Yesterday, in what I assume to be the last chapter in the sad story of Pierce County's Prop 1, I wrote about the sales-tax increase's demise at the hands of Pierce Transit service area voters - who refused a three-tenths of one percent sales tax hike by roughly 700 votes. Pierce Transit officials say without an increase in funding service will be reduced by 53 percent and weekend service will be axed all together.
By rejecting a three-tenths of one percent sales tax hike, those within Pierce Transit's service area will soon be rewarded with a 53-percent reduction in services and some relieved car dealers.
By all indications, it won't be pretty. The poor, elderly and disabled will bear the brunt of the discomfort, as is all too often the case. As Loren Jellico of Steilacoom wrote in a letter to the editor published by The News Tribune in Tacoma, "The bottom line: It was a vote against human decency."
Truer words have never been written.
"If we're cutting 53 percent of service compared to where we are today, we would have to eliminate all weekend service completely. We would also have to eliminate all service past 7 p.m." Pierce Transit spokesperson Lars Erickson told Seattle Weekly in August.
Prior to Prop 1's defeat (which isn't expected to be challenged through a recount), Pierce Transit officials estimated that without passing the sales-tax hike -- which is the only avenue currently afforded to the agency to increase revenue -- Pierce Transit's service will likely be reduced to 75 percent of what was offered in 1980 within five years. Some have even speculated that it could lead to Pierce Transit ceasing to be.
For important perspective on the problem, 50 percent of Pierce Transit's ridership has a yearly household income of $20,000 or less, and 75 percent of its ridership brings in less than $40,000 a year.

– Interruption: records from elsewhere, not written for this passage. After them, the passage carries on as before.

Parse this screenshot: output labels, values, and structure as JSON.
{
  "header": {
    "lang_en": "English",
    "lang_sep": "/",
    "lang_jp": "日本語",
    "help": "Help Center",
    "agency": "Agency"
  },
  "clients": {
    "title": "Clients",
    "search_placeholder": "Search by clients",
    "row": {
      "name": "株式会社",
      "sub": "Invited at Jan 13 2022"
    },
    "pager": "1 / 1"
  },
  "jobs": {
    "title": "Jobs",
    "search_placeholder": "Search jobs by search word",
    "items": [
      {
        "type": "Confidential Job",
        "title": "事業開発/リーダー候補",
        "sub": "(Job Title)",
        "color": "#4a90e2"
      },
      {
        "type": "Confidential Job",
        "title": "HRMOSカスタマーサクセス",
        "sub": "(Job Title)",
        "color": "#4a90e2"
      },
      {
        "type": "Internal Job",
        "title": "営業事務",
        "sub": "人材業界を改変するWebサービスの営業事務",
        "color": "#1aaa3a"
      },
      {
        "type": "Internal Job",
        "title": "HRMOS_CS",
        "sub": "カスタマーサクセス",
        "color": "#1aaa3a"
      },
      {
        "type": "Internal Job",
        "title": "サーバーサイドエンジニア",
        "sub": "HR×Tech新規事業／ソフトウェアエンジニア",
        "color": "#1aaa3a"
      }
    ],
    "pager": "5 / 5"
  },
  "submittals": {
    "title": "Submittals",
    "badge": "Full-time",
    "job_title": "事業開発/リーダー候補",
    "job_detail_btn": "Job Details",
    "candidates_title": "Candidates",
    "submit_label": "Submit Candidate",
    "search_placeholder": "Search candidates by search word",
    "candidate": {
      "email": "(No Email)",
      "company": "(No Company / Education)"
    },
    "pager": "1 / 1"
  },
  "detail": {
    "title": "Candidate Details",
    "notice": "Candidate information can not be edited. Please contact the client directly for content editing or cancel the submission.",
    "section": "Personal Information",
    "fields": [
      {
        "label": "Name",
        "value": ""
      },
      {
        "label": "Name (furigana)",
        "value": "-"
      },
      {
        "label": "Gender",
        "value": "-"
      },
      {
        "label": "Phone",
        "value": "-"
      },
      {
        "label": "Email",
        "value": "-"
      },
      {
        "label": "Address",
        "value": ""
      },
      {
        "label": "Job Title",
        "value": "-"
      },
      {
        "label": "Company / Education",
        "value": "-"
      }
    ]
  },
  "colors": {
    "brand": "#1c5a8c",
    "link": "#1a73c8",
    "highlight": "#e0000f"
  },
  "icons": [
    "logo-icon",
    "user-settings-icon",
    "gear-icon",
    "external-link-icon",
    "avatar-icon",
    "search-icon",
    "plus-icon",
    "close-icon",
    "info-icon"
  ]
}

Prop 1's opponents, who proclaimed victory Wednesday, argue Pierce Transit is bloated, mismanaged, and a borderline thieving operation. They say a sales-tax hike would be bad for area businesses, and organizations like the Lakewood Chamber of Commerce -- which opposed Prop 1 -- obviously believed it. Following the money, the anti-Prop 1 campaign was heavily funded by car dealers, a demographic that would have been hit harder than most by a three-tenths of one percent sales tax increase.
Obviously, not everyone thinks Pierce Transit deserves more funding. This becomes evident simply when looking at the vote tallies, and also by perusing the comment section of the posts I've published on the subject.
As commenter evadnikufesin wrote yesterday:
So let me get this straight... what you are saying is that while Pierce Transit has been INSANELY wasteful of the financial resources they've had is just going to have to lump it and take it's medicine like it should? Oh that's a shame... really... The CEO hired 150 drivers with ZERO experience.. trained them.. got them CDLs.. only to FIRE THEM BEFORE PUTTING THEM TO WORK. They could have HIRED QUALIFIED DRIVERS IN THIS ECONOMY READY TO GO!
I'm sorry.. PT can suffer for their mismanagement.. the Pierce Co. businesses shouldn't have to pay for PT's mistakes.
Oh.. and you're a moron.